Wonder queers


“The Beautiful People”
Tuesday 10pm, Logo

The makers of this show describe it as “The Wonder Years” meets “Absolutely Fabulous.” “Beautiful People” is based on the memoirs of Simon Doonan, now the creative director of stylish department store Barney’s, and occasional talking head on VH1’s pop-culture shows. The series follows Doonan’s 13-year-old self as he grows up as a flamboyant gay man desperate to get out of his tiny English suburb and away from his quirky, dysfunctional clan. For reasons I’m not entirely clear on, the show transposes Doonan’s teen years to the late ’90s. (Simon is actually in his 50s.) But if nothing else, it should allow for some delicious jokes at the Spice Girls’ expense.

Wednesday 8pm, ABC

There’s something intrinsically entertaining about watching other people getting hit in the nuts. How else do you explain “America’s Funniest Home Videos” now being on its 20th season? (Well, there is Bob Saget’s contract with Satan. But he’s been off the show for years now. Saget, I mean. Satan clearly has a new puppet—Bergeron.) “Wipeout” takes advantage of that maxim by essentially yanking the Japanese buffoons from “Most Extreme Elimination Challenge” and replacing them with chubby Americans. Twenty-four contestants are put through a Goldbergian obstacle course for a shot at a $50,000 prize. (That’s pretty small potatoes for potential humiliation over several episodes.) John Henson, undoubtedly the worst “Talk Soup” host ever, provides the commentary along with “SportsCenter”’s John Anderson.

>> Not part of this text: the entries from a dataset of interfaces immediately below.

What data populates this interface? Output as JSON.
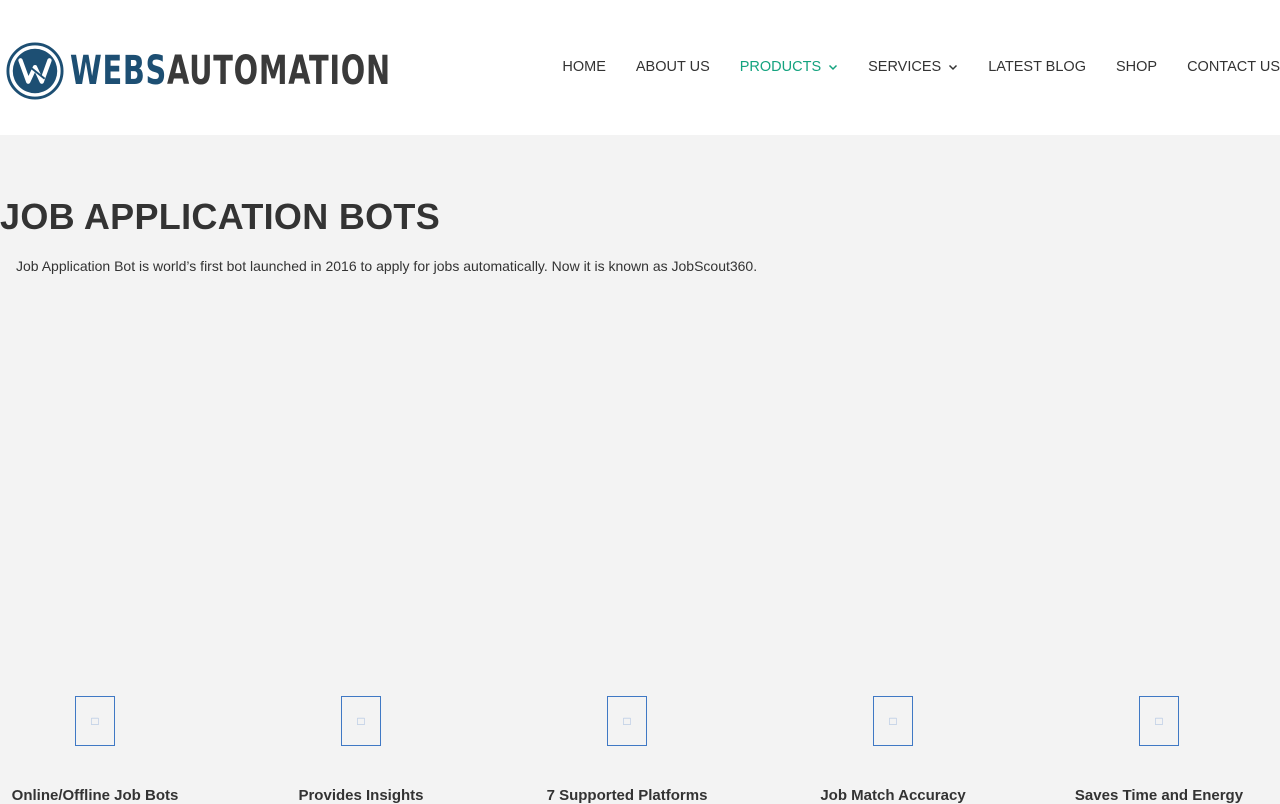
{
  "brand": {
    "logo_part1": "WEBS",
    "logo_part2": "AUTOMATION",
    "primary_color": "#1d4f73",
    "secondary_color": "#3a3a3a"
  },
  "nav": {
    "items": [
      {
        "label": "HOME",
        "has_dropdown": false,
        "active": false
      },
      {
        "label": "ABOUT US",
        "has_dropdown": false,
        "active": false
      },
      {
        "label": "PRODUCTS",
        "has_dropdown": true,
        "active": true
      },
      {
        "label": "SERVICES",
        "has_dropdown": true,
        "active": false
      },
      {
        "label": "LATEST BLOG",
        "has_dropdown": false,
        "active": false
      },
      {
        "label": "SHOP",
        "has_dropdown": false,
        "active": false
      },
      {
        "label": "CONTACT US",
        "has_dropdown": false,
        "active": false
      }
    ],
    "active_color": "#14a37f"
  },
  "main": {
    "title": "JOB APPLICATION BOTS",
    "description": "Job Application Bot is world’s first bot launched in 2016 to apply for jobs automatically. Now it is known as JobScout360."
  },
  "features": [
    {
      "label": "Online/Offline Job Bots",
      "icon": "feature-icon"
    },
    {
      "label": "Provides Insights",
      "icon": "feature-icon"
    },
    {
      "label": "7 Supported Platforms",
      "icon": "feature-icon"
    },
    {
      "label": "Job Match Accuracy",
      "icon": "feature-icon"
    },
    {
      "label": "Saves Time and Energy",
      "icon": "feature-icon"
    }
  ],
  "colors": {
    "background": "#f3f3f3",
    "icon_border": "#3f78c4"
  }
}
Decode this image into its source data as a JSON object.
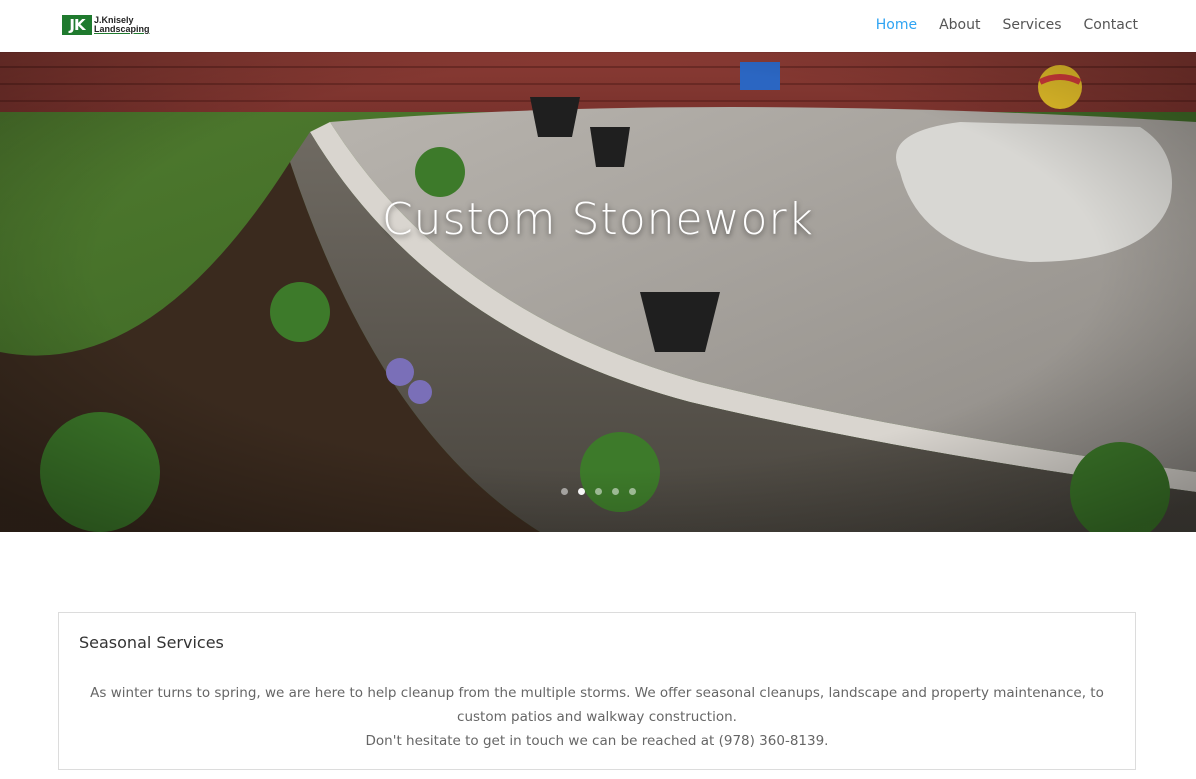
{
  "logo": {
    "mark": "JK",
    "line1": "J.Knisely",
    "line2": "Landscaping"
  },
  "nav": {
    "items": [
      {
        "label": "Home",
        "active": true
      },
      {
        "label": "About",
        "active": false
      },
      {
        "label": "Services",
        "active": false
      },
      {
        "label": "Contact",
        "active": false
      }
    ]
  },
  "hero": {
    "title": "Custom Stonework",
    "slides_count": 5,
    "active_slide": 2
  },
  "card": {
    "title": "Seasonal Services",
    "paragraph1": "As winter turns to spring, we are here to help cleanup from the multiple storms. We offer seasonal cleanups, landscape and property maintenance, to custom patios and walkway construction.",
    "paragraph2": "Don't hesitate to get in touch we can be reached at (978) 360-8139."
  },
  "colors": {
    "accent": "#2ea3f2",
    "logo_green": "#1f7a2e",
    "nav_text": "#555555"
  }
}
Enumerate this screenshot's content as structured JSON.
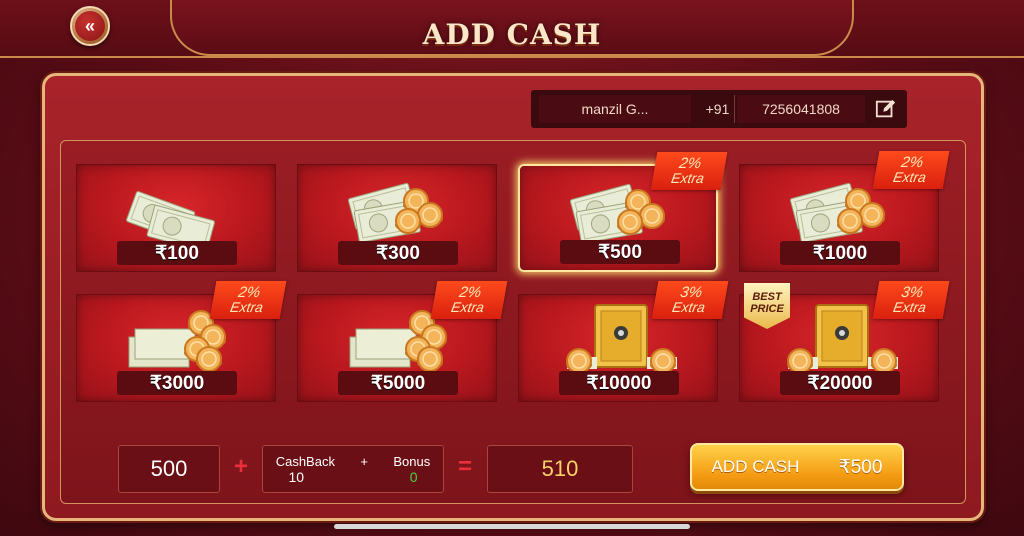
{
  "header": {
    "title": "ADD CASH"
  },
  "user": {
    "name": "manzil G...",
    "country_code": "+91",
    "phone": "7256041808"
  },
  "packages": [
    {
      "amount": "₹100",
      "extra_pct": "",
      "extra_label": "",
      "best_price": false,
      "selected": false,
      "art": "notes"
    },
    {
      "amount": "₹300",
      "extra_pct": "",
      "extra_label": "",
      "best_price": false,
      "selected": false,
      "art": "notes-coins"
    },
    {
      "amount": "₹500",
      "extra_pct": "2%",
      "extra_label": "Extra",
      "best_price": false,
      "selected": true,
      "art": "notes-coins"
    },
    {
      "amount": "₹1000",
      "extra_pct": "2%",
      "extra_label": "Extra",
      "best_price": false,
      "selected": false,
      "art": "notes-coins"
    },
    {
      "amount": "₹3000",
      "extra_pct": "2%",
      "extra_label": "Extra",
      "best_price": false,
      "selected": false,
      "art": "stack-coins"
    },
    {
      "amount": "₹5000",
      "extra_pct": "2%",
      "extra_label": "Extra",
      "best_price": false,
      "selected": false,
      "art": "stack-coins"
    },
    {
      "amount": "₹10000",
      "extra_pct": "3%",
      "extra_label": "Extra",
      "best_price": false,
      "selected": false,
      "art": "safe"
    },
    {
      "amount": "₹20000",
      "extra_pct": "3%",
      "extra_label": "Extra",
      "best_price": true,
      "best_line1": "BEST",
      "best_line2": "PRICE",
      "selected": false,
      "art": "safe"
    }
  ],
  "summary": {
    "amount": "500",
    "plus": "+",
    "cashback_label": "CashBack",
    "inner_plus": "+",
    "bonus_label": "Bonus",
    "cashback_value": "10",
    "bonus_value": "0",
    "equals": "=",
    "total": "510"
  },
  "add_button": {
    "label": "ADD CASH",
    "amount": "₹500"
  },
  "colors": {
    "accent_gold": "#f49a12",
    "panel_red": "#a8232a",
    "extra_badge": "#ff4a1c",
    "bonus_green": "#4bd04b"
  },
  "icons": {
    "back": "back-arrow-icon",
    "edit": "edit-icon"
  }
}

“Nurse Jackie”
Monday 10:30pm, Showtime

Edie Falco first scored mainstream attention on gritty HBO dramas “Oz” and, of course, “The Sopranos.” So for the next phase of her career the unconventional leading actress decided to take a spin in comedy with an extended guest arc on “30 Rock” Season 2, where she proved to be both hilarious and charming. Her new show, “Nurse Jackie,” combines her comedic chops with her dramatic strengths. The dark comedy follows Falco’s titular nurse as she wades through a broken healthcare system, dealing with asshole doctors, horrible patients, and a support staff that’s given up on all of the above. Her somewhat skewed morality—it’s OK to steal from bad people; go ahead and forge a dead patient’s signature if it means his organs get to someone who needs them—puts her in good company with Showtime colleagues Dexter Morgan and Nancy Botwin.